The provisions of this draft order constitute no departure in principle from those contained in the existing orders relating to doctors and nurses. Furthermore, the drafting of the EEC directives in 1978 and, more recently, the means of implementing them in the United Kingdom have been the subject of the closest consultation and agreement both with the General Dental Council, on which will fall the duty of registering EEC dentists who wish to work here, and with the British Dental Association representing the profession itself.

This order is not directly concerned with the recognition and acceptance of our own dentists in other member states, which is of course the other side of the coin which was minted by the Council of Ministers when the dental directives were adopted. Nevertheless, our own dentists are assured of corresponding benefits as other states implement similar measures, which the directives require them to do. The amendment of United Kingdom legislation by means of the Dental Qualifications (EEC Recognition) Order 1980 is an aspect of this mutual co-operation. I beg to move.

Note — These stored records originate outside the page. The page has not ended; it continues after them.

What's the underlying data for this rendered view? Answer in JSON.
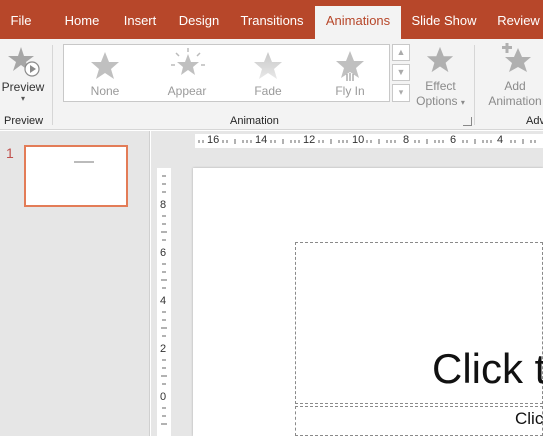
{
  "tabs": [
    {
      "label": "File"
    },
    {
      "label": "Home"
    },
    {
      "label": "Insert"
    },
    {
      "label": "Design"
    },
    {
      "label": "Transitions"
    },
    {
      "label": "Animations",
      "active": true
    },
    {
      "label": "Slide Show"
    },
    {
      "label": "Review"
    }
  ],
  "ribbon": {
    "preview": {
      "label": "Preview",
      "group_label": "Preview"
    },
    "animation_gallery": {
      "items": [
        {
          "label": "None",
          "icon": "star-icon"
        },
        {
          "label": "Appear",
          "icon": "appear-star-icon"
        },
        {
          "label": "Fade",
          "icon": "fade-star-icon"
        },
        {
          "label": "Fly In",
          "icon": "fly-in-star-icon"
        }
      ],
      "group_label": "Animation"
    },
    "effect_options": {
      "line1": "Effect",
      "line2": "Options"
    },
    "add_animation": {
      "line1": "Add",
      "line2": "Animation"
    },
    "advanced_group_label": "Adv"
  },
  "slides_pane": {
    "slide_number": "1"
  },
  "ruler": {
    "horizontal_ticks": [
      "16",
      "14",
      "12",
      "10",
      "8",
      "6",
      "4"
    ],
    "vertical_ticks": [
      "8",
      "6",
      "4",
      "2",
      "0"
    ]
  },
  "slide": {
    "title_placeholder": "Click t",
    "subtitle_placeholder": "Clic"
  },
  "colors": {
    "accent": "#b7472a",
    "ribbon_bg": "#f3f3f3",
    "thumbnail_border": "#e37c57"
  }
}
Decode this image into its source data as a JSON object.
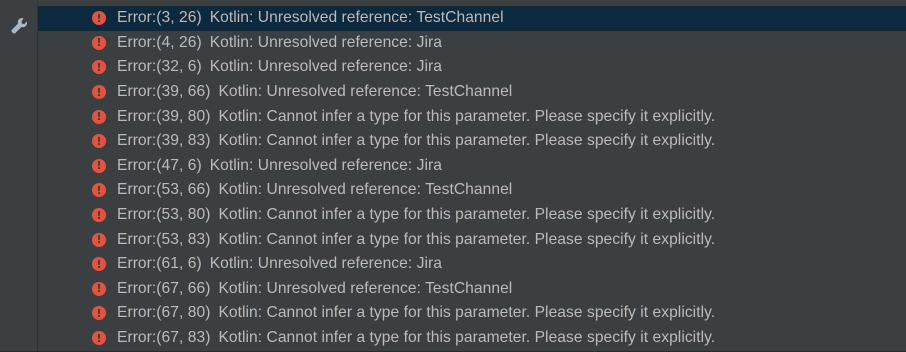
{
  "toolbar": {
    "icon": "wrench-icon"
  },
  "messages": [
    {
      "type": "Error",
      "location": "(3, 26)",
      "text": "Kotlin: Unresolved reference: TestChannel",
      "selected": true
    },
    {
      "type": "Error",
      "location": "(4, 26)",
      "text": "Kotlin: Unresolved reference: Jira"
    },
    {
      "type": "Error",
      "location": "(32, 6)",
      "text": "Kotlin: Unresolved reference: Jira"
    },
    {
      "type": "Error",
      "location": "(39, 66)",
      "text": "Kotlin: Unresolved reference: TestChannel"
    },
    {
      "type": "Error",
      "location": "(39, 80)",
      "text": "Kotlin: Cannot infer a type for this parameter. Please specify it explicitly."
    },
    {
      "type": "Error",
      "location": "(39, 83)",
      "text": "Kotlin: Cannot infer a type for this parameter. Please specify it explicitly."
    },
    {
      "type": "Error",
      "location": "(47, 6)",
      "text": "Kotlin: Unresolved reference: Jira"
    },
    {
      "type": "Error",
      "location": "(53, 66)",
      "text": "Kotlin: Unresolved reference: TestChannel"
    },
    {
      "type": "Error",
      "location": "(53, 80)",
      "text": "Kotlin: Cannot infer a type for this parameter. Please specify it explicitly."
    },
    {
      "type": "Error",
      "location": "(53, 83)",
      "text": "Kotlin: Cannot infer a type for this parameter. Please specify it explicitly."
    },
    {
      "type": "Error",
      "location": "(61, 6)",
      "text": "Kotlin: Unresolved reference: Jira"
    },
    {
      "type": "Error",
      "location": "(67, 66)",
      "text": "Kotlin: Unresolved reference: TestChannel"
    },
    {
      "type": "Error",
      "location": "(67, 80)",
      "text": "Kotlin: Cannot infer a type for this parameter. Please specify it explicitly."
    },
    {
      "type": "Error",
      "location": "(67, 83)",
      "text": "Kotlin: Cannot infer a type for this parameter. Please specify it explicitly."
    }
  ],
  "colors": {
    "background": "#3c3f41",
    "selected_row": "#0d293e",
    "error_icon": "#e5523e",
    "text": "#bbbbbb"
  }
}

Moved, That the draft order laid before the House on 22nd April be approved.— (LordLyell.)

Baroness DAVID

My Lords, I thank the Minister for the very full account he has given of the order and for answering the points which were raised by the Joint Committee about the disciplinary provisions. I have no comments to make, except to say that we are very glad about the requirement of linguistic knowledge, because it is obviously extremely important when foreigners come to practise in this country that patients can understand them; there must be full communication. We therefore support and approve the order.

On Question, Motion agreed to.


My Lords, I beg to move that the House do now adjourn during pleasure until 8 o'clock.

Moved, accordingly and, on Question, Motion agreed to.

[The Sitting was suspended from 7.19 until 8 p.m.]